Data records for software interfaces
--*--

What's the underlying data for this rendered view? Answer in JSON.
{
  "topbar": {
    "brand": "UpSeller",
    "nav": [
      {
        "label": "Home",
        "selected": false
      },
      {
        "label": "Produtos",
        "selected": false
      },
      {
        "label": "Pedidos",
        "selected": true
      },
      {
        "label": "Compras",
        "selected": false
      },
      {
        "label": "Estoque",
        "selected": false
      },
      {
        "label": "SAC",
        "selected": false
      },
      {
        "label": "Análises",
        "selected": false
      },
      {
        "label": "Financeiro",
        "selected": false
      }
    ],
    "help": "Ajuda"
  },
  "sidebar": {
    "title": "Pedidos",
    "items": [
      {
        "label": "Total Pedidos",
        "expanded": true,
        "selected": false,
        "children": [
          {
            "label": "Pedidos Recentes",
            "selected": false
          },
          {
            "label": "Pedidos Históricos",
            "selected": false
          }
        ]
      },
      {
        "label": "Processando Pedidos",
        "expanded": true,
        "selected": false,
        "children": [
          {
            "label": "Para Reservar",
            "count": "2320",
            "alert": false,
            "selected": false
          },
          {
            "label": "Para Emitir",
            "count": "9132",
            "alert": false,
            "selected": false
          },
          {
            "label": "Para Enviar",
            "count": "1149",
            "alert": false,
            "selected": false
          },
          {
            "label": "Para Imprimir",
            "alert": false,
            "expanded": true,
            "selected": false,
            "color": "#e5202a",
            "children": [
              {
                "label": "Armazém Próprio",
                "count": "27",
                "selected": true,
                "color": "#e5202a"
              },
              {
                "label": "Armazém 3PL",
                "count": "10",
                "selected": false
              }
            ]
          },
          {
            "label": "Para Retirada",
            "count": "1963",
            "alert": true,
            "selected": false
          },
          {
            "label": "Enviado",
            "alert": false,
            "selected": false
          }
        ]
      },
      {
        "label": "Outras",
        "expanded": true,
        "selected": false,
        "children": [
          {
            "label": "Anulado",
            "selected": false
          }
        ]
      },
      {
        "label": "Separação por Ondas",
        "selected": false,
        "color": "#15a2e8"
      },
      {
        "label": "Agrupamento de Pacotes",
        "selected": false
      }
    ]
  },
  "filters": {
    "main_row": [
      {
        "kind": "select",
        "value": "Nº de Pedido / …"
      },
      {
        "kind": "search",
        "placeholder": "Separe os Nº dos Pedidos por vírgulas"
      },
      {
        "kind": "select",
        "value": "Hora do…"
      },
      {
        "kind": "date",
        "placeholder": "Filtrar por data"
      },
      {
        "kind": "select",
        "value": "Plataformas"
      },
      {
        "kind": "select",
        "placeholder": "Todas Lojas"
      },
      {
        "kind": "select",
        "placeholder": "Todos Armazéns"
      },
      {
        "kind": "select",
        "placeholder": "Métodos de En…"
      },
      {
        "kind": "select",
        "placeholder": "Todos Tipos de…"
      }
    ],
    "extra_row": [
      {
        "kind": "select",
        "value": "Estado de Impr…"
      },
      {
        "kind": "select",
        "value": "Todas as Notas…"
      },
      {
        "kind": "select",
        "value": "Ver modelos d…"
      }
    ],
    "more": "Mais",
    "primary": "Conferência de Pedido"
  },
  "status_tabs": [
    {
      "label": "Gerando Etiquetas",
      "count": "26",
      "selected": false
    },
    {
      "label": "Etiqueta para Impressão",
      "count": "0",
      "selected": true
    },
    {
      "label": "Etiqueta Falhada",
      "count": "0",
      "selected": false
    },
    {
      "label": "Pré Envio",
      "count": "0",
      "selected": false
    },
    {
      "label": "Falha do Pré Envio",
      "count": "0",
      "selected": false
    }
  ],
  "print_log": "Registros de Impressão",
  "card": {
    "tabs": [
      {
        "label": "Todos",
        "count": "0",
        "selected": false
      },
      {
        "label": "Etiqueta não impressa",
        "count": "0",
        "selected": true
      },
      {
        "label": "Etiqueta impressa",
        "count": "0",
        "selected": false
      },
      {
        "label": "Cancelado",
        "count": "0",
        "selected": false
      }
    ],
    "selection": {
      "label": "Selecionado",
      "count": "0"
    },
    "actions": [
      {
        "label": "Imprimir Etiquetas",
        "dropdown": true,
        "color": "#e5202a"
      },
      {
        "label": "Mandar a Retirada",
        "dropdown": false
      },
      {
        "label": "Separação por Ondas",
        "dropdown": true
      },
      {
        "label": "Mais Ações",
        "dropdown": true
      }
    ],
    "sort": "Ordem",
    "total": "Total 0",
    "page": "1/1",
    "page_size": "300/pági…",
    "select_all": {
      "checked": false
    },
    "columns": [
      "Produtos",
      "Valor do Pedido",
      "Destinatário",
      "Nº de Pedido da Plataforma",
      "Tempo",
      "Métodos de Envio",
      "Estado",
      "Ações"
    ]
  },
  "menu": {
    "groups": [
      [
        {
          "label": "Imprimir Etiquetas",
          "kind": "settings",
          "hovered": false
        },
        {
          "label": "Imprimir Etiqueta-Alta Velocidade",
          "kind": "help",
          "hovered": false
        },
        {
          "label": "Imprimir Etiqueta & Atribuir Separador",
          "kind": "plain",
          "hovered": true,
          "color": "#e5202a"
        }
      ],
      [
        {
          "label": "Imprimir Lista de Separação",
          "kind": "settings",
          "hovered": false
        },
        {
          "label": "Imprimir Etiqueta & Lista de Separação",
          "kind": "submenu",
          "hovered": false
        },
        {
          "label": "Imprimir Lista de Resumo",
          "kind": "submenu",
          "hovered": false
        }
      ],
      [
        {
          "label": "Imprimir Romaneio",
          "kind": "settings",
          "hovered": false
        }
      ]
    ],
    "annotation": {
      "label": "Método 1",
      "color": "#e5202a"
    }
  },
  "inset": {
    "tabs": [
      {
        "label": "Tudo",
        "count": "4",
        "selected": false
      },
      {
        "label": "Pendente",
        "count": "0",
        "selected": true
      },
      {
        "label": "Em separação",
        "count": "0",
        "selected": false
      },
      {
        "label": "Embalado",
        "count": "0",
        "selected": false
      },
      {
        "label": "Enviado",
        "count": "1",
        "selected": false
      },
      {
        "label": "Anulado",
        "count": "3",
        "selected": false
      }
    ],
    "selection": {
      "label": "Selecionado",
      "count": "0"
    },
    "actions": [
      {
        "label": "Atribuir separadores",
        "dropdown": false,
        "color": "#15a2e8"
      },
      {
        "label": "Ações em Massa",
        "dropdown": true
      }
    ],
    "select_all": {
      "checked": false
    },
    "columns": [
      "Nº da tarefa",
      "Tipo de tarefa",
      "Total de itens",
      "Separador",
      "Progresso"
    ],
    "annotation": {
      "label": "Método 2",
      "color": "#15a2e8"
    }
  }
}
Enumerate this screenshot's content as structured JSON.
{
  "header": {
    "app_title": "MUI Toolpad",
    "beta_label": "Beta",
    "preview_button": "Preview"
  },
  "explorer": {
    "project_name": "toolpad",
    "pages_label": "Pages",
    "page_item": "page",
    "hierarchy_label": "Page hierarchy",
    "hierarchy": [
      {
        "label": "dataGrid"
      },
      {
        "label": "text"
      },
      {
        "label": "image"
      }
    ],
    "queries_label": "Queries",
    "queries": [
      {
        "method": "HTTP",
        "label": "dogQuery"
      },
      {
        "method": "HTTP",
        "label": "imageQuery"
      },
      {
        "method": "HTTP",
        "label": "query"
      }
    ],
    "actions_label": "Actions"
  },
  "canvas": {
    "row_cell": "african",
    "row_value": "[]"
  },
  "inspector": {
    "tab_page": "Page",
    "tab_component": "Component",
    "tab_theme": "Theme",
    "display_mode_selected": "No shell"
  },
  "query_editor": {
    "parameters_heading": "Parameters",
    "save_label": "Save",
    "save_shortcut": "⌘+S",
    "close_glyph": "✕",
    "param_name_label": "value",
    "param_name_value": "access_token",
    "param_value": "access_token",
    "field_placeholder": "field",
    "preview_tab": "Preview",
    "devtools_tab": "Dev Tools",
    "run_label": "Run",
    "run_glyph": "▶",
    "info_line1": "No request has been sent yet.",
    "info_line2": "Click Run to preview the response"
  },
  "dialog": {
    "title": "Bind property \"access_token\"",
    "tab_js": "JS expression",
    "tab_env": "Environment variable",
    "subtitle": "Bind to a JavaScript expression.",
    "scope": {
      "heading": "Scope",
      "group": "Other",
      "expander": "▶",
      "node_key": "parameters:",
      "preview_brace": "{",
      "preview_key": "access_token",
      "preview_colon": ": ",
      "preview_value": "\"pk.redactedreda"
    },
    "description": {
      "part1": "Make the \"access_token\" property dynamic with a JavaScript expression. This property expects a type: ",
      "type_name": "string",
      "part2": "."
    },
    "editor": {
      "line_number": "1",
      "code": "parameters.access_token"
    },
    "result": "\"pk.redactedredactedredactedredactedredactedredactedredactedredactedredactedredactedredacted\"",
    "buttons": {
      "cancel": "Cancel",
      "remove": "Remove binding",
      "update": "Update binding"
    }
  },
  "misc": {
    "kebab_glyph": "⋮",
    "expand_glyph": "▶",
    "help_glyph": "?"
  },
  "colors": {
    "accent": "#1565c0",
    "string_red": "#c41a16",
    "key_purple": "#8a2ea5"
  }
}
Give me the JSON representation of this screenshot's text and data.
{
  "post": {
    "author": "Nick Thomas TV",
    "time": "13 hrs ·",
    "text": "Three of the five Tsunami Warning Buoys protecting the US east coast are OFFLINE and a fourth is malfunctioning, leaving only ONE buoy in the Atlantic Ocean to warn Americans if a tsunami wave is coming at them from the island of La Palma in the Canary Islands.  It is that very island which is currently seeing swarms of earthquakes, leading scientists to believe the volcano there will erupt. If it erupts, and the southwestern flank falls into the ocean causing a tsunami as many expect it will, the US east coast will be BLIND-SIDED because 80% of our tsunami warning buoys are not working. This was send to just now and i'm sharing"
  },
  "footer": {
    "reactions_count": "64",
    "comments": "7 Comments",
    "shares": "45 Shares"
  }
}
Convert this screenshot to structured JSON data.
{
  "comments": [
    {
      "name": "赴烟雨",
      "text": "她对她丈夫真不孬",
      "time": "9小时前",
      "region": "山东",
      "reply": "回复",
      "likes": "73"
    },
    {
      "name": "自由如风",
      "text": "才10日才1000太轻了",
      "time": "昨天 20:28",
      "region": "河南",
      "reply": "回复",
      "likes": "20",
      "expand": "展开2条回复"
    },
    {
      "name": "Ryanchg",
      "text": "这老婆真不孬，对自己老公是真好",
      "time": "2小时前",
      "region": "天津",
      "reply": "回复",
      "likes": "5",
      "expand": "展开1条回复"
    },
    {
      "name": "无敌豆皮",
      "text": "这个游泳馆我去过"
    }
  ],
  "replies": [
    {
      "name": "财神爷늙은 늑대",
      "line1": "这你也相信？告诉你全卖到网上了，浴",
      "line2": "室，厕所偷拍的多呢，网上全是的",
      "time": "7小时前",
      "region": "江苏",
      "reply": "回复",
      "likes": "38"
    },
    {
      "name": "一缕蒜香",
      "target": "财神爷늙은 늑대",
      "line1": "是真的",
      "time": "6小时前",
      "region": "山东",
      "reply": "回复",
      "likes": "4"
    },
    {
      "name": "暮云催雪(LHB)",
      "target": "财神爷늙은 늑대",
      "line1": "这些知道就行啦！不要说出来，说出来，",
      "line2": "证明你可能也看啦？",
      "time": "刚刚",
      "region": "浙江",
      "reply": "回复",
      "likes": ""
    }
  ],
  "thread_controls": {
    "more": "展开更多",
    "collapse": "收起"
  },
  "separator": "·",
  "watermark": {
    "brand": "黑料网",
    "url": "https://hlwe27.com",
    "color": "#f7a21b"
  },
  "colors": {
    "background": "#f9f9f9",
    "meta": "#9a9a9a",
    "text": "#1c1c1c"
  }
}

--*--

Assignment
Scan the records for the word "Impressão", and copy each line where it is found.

Solved problem
      "label": "Etiqueta para Impressão",
  "print_log": "Registros de Impressão",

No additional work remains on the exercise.